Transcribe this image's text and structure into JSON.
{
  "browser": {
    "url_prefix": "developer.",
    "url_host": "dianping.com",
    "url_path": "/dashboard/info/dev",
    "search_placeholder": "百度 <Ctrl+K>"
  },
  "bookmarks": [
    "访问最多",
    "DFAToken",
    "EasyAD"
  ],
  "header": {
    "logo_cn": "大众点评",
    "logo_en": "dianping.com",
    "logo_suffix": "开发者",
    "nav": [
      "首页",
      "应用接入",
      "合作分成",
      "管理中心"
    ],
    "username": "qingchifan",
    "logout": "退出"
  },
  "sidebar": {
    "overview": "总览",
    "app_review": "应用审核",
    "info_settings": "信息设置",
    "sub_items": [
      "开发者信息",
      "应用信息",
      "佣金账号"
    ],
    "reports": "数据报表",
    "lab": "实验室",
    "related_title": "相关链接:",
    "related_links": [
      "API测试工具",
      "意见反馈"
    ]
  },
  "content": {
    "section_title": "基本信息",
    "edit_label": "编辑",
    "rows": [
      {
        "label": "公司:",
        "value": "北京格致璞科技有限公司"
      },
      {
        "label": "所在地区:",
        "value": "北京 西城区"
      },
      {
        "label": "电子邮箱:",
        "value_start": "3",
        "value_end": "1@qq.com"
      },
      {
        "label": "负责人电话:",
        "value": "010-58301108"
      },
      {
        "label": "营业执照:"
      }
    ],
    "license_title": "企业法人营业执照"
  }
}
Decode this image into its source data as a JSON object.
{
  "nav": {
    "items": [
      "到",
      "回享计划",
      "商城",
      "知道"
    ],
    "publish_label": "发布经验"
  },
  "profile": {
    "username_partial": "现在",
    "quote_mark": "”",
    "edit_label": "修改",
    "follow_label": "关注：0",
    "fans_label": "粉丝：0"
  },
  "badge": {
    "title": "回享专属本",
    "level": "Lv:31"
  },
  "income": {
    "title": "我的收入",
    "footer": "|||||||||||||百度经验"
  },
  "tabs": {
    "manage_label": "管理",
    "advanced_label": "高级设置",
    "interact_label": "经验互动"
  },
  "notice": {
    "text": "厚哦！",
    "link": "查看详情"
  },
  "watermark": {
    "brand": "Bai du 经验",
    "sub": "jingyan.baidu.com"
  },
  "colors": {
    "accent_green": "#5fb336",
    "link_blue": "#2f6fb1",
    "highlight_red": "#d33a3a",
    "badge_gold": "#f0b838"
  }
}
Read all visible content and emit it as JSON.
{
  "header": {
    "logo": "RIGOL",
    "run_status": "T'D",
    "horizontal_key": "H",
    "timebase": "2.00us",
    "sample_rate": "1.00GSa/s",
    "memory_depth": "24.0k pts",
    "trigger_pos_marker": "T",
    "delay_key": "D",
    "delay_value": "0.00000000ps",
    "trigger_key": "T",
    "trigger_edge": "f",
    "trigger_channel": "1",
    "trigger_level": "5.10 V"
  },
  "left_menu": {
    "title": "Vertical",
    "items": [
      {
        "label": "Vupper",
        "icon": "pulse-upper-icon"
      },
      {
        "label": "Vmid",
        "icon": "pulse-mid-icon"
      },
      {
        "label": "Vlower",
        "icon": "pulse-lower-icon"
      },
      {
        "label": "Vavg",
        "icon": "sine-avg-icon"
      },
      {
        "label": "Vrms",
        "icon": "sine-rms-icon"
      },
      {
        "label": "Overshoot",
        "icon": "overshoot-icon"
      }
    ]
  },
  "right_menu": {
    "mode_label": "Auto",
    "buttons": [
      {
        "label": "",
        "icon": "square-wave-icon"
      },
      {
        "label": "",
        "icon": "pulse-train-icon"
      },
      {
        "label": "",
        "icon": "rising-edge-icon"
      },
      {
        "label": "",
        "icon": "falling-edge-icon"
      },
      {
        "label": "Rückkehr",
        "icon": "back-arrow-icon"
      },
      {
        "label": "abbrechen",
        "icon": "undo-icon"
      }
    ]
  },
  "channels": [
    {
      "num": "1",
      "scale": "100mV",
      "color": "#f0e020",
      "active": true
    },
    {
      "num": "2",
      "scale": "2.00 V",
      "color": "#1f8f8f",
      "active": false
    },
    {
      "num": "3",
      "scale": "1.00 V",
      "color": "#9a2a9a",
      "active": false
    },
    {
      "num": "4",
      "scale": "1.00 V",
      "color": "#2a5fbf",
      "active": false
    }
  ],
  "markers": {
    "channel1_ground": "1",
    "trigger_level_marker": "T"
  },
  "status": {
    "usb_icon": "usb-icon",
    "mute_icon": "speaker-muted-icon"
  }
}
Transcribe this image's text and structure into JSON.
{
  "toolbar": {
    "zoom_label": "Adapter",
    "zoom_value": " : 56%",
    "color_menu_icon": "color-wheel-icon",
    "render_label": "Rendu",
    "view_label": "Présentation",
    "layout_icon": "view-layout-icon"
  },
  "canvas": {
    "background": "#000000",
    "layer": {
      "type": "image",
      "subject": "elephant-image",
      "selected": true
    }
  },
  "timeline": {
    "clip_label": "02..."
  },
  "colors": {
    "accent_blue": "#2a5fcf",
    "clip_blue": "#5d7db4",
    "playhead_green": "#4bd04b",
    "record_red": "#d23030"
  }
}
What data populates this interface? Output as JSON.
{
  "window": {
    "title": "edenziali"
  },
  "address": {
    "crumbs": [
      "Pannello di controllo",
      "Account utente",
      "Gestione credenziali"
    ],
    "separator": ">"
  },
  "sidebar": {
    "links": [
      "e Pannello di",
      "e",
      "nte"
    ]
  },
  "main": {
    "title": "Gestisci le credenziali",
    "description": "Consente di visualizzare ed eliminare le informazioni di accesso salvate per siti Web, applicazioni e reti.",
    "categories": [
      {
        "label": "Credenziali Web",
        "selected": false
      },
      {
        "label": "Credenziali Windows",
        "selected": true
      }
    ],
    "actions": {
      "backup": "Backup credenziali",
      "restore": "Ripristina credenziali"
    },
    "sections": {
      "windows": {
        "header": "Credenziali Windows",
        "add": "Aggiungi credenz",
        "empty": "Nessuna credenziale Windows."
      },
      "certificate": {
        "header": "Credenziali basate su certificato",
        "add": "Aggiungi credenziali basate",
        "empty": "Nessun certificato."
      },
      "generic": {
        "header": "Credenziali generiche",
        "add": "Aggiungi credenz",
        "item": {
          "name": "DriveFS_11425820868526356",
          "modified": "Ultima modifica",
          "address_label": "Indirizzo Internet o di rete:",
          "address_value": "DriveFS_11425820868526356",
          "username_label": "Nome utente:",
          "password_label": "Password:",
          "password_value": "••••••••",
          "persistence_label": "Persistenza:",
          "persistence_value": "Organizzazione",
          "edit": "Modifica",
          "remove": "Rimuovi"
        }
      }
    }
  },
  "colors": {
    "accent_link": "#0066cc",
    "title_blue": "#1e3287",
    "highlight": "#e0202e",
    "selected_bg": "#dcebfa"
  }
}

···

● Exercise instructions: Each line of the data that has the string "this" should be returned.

● The answer:
Transcribe this image's text and structure into JSON.
Decode this image into its source data as a JSON object.
Transcribe this image's text and structure into JSON.
What data populates this interface? Output as JSON.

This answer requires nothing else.